They argue, “Tourism poses a threat to a region’s natural and cultural resources such as water supply, beaches, coral reefs, and heritage sites through overuse” (Surabaya, Tee, and Somme 63). This negative impact is even more amplified by considering how tourism results to more waste release to the environment, more noise, and littering among other things.
Therefore, based on the expositions made in the paper about tourism, it suffices to declare the industry as one that has a lot of influence socially and economically. Socially, tourism influences host communities both positively and negatively. In this research paper, it has been argued that some of the social impacts of tourism are erosion and or fostering the cultures of the indigenous people. It may lead to stereotyping besides serving as a tool for creating awareness.
The capacity of tourism to result to reinforcement of the cultural beliefs of the locals or to erode them depends on the perceptions that the locals have on tourisms and the reasons as to why people visit a particular destination. From this paradigm, the paper argues that, in case people tour certain tourism attraction centers with the chief intention of learning and experiencing the cultures of the indigenous people, chances of cultural conflicts are minimal since tourists would not bring in their cultural beliefs and affiliations in the interaction process.
Furthermore, the paper argued that where tourists engage in some behaviors, which are not morally acceptable by the host communities, tourism might have the social impacts of inducing stereotypes. This acts as immense impediments to the integration of the persons brought together by tourism. In overall, the paper maintains that tourism has more positive social impacts than negative impacts. Therefore, tourism acts to benefit the host communities both socially and economically.

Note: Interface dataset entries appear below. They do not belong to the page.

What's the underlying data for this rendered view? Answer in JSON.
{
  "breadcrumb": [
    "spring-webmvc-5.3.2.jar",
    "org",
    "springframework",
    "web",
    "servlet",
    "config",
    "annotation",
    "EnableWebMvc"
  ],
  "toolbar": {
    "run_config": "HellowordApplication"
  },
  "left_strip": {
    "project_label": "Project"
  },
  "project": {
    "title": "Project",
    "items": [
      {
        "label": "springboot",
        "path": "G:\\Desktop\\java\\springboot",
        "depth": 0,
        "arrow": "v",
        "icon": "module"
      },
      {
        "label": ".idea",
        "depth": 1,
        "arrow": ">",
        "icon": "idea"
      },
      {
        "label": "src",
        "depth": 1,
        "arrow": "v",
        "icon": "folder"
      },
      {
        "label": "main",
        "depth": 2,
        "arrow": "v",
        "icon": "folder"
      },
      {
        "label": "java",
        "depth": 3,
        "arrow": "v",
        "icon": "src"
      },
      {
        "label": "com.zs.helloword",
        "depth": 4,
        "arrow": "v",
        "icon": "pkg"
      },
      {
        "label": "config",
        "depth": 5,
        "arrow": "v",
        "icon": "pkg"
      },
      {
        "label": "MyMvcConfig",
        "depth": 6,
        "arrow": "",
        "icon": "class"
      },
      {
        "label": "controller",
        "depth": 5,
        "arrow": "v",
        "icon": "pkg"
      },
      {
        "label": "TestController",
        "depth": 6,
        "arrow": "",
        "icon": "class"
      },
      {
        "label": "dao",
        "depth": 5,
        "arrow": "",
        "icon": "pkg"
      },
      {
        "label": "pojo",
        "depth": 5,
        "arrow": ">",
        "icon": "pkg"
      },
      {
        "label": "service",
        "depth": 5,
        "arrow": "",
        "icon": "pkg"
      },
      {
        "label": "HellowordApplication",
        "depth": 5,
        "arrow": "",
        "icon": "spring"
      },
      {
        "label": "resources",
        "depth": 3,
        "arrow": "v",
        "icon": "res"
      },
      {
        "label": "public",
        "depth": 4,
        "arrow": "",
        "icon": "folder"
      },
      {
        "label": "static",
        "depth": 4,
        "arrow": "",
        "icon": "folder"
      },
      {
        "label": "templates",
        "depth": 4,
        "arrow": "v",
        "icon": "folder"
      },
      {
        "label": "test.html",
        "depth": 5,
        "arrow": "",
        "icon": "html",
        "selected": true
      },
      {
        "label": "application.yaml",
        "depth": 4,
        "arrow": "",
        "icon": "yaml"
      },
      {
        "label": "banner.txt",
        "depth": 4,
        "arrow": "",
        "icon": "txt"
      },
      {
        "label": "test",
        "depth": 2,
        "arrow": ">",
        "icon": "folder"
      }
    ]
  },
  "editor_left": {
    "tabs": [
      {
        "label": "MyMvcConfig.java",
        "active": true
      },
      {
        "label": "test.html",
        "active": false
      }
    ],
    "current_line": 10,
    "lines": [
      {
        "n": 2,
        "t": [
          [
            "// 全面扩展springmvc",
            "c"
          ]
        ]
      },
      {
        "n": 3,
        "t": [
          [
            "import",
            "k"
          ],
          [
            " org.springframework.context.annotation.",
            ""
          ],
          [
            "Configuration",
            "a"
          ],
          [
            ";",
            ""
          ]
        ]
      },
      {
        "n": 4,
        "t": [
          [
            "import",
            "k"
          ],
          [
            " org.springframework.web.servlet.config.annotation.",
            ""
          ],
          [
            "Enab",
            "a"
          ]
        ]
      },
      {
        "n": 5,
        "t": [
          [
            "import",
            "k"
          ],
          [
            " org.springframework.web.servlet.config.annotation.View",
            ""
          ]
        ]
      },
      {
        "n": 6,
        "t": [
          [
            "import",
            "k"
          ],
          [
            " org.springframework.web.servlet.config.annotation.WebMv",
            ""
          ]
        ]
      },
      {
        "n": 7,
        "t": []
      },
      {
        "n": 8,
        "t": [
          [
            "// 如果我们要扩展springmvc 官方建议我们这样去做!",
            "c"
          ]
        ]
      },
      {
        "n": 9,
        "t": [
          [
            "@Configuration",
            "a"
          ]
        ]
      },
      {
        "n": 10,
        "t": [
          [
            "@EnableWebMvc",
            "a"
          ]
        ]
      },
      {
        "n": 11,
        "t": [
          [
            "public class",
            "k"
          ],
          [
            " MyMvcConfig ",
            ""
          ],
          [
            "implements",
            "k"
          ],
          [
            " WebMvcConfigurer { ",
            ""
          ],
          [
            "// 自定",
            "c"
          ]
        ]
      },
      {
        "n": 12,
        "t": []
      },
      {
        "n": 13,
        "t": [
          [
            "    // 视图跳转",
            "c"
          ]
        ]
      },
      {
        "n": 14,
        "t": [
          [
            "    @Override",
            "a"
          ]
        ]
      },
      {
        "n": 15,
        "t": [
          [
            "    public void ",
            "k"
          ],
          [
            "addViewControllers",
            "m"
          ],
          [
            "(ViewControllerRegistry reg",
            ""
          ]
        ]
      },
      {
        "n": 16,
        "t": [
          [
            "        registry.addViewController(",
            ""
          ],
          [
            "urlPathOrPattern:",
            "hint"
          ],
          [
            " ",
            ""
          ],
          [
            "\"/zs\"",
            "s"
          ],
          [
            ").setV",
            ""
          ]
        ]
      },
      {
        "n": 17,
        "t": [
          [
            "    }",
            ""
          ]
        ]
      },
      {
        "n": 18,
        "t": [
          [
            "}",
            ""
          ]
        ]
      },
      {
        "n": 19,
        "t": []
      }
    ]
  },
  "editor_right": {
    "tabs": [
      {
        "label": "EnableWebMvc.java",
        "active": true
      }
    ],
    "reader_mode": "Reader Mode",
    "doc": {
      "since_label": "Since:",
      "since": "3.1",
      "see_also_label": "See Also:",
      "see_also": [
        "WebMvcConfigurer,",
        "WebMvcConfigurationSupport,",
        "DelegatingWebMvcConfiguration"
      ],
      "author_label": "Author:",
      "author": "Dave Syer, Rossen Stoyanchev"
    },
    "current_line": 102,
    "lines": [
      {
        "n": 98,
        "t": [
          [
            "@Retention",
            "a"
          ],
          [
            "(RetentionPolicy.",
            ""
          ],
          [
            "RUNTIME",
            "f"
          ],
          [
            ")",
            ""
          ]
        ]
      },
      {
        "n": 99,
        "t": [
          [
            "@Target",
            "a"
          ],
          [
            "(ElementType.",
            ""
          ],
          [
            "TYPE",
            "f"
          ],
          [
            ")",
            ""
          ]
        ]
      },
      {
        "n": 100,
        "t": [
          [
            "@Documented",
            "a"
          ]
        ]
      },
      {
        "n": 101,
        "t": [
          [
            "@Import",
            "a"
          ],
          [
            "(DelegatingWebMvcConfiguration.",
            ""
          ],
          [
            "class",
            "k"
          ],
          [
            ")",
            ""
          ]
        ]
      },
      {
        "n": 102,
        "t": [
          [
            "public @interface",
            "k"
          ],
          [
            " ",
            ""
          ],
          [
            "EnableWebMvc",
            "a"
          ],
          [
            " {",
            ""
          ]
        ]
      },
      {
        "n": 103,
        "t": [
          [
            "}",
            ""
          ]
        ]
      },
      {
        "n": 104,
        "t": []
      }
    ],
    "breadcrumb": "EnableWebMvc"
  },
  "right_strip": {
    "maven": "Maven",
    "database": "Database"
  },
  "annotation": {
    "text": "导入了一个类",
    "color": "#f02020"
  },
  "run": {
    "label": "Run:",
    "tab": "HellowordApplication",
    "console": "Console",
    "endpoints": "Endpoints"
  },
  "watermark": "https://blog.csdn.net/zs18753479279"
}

Deer, Margaret, Leo Jag, and Liz Fred. “Rethinking social impacts of tourism research: A new research agenda.” Tourism Management 33.1(2012): 64-73. Print.
Gawker Visitor Information. The Social and Cultural Impacts of Tourism, 2011. Web.
Haley, Arthur. The Social Impacts of Tourism: A Case Study of Bath, UK. Surrey: University of Surrey, UK, 2004. Print.
Major, Boniface et al. “Coping with negative stereotypes about intellectual performance: The role of psychological disengagement.” Personality and Social Psychology Bulletin 24.3(1998): 34-50. Print.
Surabaya, Elijah, Veronica Tee, and Stephaney Somme. “Understanding Residents’ support for tourism development in the central region of Ghana.” Journal of Travel Research 41.3(2002): 57-67. Print.
Voyager, Douglas, and James Main. “How Do Individuals Expect to Be Viewed by Members of Lower Status Groups? Content and Implications of Meta-Stereotypes.” Journal of Personality and Social Psychology 75.4(1998): 917-937. Print.